"The diocese needed somebody to run a printing press," Sequeira says. "It had been built by Italian sisters, but no one could run it. They brought in a German master printer, but nothing was happening. So they asked me if I could take it over." Soon after accepting this charge, he discovered how difficult it would be. "In Africa, it's not like the U.S., where you can find somebody to do the job. If you ask someone what is wrong and they come back with a big bill but only tell you why it won't work, you have to be prepared. Management is a much more down-to-earth job."
Improvements were far from instantaneous; Sequeira estimates that it took three years to get the press cranking at full strength. Fortunately, the contraption was among the best in the country, and once it worked the way it should, he had plenty of customers. He wound up subsidizing the publication of religious books with printing jobs for the Zambian government and the nation's airline.

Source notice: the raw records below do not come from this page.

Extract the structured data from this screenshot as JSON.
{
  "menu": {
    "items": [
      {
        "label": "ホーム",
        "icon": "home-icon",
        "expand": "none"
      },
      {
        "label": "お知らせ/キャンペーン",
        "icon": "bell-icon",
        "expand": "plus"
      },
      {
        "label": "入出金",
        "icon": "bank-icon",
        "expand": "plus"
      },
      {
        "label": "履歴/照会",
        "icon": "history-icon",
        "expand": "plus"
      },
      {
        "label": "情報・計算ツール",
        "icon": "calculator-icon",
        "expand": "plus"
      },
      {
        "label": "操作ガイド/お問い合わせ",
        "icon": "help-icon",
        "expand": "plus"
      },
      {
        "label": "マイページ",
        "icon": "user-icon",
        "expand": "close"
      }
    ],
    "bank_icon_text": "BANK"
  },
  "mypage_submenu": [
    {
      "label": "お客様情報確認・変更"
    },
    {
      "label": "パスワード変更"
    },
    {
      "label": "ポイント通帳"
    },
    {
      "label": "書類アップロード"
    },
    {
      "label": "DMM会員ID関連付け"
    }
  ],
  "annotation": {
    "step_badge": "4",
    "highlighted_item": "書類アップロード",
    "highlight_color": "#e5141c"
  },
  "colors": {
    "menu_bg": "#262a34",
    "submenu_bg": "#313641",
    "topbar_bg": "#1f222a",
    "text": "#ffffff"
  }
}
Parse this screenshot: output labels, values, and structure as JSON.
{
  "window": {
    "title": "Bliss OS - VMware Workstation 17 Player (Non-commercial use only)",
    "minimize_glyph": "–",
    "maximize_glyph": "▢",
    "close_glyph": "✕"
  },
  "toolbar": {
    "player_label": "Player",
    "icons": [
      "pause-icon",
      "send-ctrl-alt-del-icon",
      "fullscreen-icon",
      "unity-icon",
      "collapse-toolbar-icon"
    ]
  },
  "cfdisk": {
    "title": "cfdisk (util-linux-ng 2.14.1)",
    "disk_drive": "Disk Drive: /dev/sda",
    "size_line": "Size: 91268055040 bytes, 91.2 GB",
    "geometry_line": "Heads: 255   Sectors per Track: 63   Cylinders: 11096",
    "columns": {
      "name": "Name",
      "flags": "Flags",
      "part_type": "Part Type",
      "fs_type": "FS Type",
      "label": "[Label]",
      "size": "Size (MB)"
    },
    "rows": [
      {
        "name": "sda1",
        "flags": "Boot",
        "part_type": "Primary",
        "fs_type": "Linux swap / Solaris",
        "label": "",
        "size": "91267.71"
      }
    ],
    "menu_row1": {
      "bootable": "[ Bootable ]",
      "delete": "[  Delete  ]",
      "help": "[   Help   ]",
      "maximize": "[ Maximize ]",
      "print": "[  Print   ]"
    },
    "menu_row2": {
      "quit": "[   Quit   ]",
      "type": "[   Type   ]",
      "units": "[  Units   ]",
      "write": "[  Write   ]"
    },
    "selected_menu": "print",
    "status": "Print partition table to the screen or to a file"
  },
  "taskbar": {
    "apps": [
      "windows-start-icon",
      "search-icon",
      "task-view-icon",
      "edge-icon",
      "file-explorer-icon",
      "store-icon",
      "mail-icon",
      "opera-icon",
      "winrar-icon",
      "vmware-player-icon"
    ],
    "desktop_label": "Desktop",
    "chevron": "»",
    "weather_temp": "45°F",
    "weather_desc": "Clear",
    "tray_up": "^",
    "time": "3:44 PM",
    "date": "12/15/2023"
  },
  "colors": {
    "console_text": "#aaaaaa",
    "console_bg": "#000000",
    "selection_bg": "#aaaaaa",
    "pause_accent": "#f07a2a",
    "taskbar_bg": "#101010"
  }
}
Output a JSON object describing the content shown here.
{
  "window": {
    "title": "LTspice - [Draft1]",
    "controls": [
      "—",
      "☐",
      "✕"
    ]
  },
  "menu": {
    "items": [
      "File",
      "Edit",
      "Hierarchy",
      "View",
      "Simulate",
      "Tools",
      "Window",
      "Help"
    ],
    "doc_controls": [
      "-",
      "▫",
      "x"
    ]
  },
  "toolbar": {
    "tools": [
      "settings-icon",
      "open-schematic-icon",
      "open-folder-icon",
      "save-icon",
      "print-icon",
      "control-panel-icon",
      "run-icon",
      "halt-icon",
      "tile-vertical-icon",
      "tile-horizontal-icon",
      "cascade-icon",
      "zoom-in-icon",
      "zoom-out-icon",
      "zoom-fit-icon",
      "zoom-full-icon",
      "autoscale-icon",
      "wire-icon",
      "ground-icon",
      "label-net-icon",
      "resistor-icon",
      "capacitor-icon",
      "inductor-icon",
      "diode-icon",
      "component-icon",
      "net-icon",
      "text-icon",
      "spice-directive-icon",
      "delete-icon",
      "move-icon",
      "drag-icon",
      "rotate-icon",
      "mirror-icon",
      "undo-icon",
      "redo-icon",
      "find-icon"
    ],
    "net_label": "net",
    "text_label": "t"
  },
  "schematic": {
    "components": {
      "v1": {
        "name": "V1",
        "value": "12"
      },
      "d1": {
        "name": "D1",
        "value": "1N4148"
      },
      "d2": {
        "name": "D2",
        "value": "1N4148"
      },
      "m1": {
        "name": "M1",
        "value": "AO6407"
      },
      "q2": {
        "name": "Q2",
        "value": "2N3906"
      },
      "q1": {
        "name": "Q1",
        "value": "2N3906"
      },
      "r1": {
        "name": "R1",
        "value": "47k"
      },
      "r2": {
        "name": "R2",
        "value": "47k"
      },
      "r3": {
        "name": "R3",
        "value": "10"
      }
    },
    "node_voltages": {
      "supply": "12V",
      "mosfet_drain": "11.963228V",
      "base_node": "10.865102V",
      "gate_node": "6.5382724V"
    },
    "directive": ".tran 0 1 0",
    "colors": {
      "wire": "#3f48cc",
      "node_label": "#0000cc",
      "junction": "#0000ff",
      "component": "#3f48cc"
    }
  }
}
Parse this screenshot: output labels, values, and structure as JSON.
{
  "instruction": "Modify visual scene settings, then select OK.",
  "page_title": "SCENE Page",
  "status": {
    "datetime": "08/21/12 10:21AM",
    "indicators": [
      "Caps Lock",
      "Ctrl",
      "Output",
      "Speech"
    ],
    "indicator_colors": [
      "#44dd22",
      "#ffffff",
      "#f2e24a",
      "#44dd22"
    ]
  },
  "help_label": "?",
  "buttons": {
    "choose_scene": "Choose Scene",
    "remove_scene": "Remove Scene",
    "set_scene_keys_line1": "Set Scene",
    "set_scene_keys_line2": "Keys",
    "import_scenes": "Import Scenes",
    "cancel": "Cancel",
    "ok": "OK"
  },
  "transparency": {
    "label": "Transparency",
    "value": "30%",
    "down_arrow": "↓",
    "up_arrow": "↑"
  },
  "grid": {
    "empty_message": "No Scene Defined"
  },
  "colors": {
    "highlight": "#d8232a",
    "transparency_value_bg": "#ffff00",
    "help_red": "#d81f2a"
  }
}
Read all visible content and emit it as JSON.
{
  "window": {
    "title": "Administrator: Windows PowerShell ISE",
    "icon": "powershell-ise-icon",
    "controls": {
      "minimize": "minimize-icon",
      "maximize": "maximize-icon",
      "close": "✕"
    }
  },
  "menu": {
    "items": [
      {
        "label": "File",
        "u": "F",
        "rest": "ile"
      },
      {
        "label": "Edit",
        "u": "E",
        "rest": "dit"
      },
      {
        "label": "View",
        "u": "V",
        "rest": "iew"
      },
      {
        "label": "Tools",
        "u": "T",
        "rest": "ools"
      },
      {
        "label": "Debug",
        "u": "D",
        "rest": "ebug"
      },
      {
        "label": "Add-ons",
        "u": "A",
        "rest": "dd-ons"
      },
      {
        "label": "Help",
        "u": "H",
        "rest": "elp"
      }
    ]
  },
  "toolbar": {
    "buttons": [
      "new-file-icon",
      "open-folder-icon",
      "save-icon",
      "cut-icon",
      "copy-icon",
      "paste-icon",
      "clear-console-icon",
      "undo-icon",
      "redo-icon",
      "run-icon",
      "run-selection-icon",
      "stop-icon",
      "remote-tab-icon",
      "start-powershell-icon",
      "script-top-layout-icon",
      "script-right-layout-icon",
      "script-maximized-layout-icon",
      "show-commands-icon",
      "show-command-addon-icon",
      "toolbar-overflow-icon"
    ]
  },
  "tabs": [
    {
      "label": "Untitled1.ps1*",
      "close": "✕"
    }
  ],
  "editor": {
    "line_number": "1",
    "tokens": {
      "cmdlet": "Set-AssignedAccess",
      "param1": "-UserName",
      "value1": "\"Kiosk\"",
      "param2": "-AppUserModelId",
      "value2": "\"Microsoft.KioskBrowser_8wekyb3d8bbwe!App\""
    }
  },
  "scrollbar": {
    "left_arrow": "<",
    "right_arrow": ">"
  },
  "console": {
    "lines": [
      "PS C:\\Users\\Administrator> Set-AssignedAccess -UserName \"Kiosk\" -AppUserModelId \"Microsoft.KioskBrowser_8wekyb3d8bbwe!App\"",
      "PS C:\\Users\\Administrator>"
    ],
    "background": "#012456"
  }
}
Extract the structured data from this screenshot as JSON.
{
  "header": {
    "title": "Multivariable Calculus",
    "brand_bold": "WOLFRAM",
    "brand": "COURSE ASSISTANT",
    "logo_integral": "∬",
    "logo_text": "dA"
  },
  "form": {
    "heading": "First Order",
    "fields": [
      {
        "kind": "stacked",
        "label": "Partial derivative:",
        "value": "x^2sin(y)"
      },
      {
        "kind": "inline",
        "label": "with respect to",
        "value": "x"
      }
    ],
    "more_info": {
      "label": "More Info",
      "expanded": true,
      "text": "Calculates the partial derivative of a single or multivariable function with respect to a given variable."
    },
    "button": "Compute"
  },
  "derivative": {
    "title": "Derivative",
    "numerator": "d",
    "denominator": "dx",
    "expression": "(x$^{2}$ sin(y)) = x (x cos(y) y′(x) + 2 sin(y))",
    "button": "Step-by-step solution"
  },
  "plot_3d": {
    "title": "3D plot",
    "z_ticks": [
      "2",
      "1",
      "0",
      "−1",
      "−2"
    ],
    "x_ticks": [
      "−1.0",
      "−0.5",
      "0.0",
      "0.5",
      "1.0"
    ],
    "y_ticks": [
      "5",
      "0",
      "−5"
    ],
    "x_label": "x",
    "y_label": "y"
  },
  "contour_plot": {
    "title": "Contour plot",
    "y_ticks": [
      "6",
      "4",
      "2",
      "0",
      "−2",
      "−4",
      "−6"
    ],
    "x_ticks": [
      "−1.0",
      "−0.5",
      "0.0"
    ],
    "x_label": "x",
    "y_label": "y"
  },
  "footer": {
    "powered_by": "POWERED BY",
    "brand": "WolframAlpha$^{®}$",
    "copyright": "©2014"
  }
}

Sequeira's success with the press made him seem like a media expert in the eyes of the church hierarchy. That's why, in 1988, he was invited to move to Vatican City and take over the Africa service for Vatican Radio, a broadcasting arm known on its Web site, www.VaticanRadio.org, as "the Pope's voice."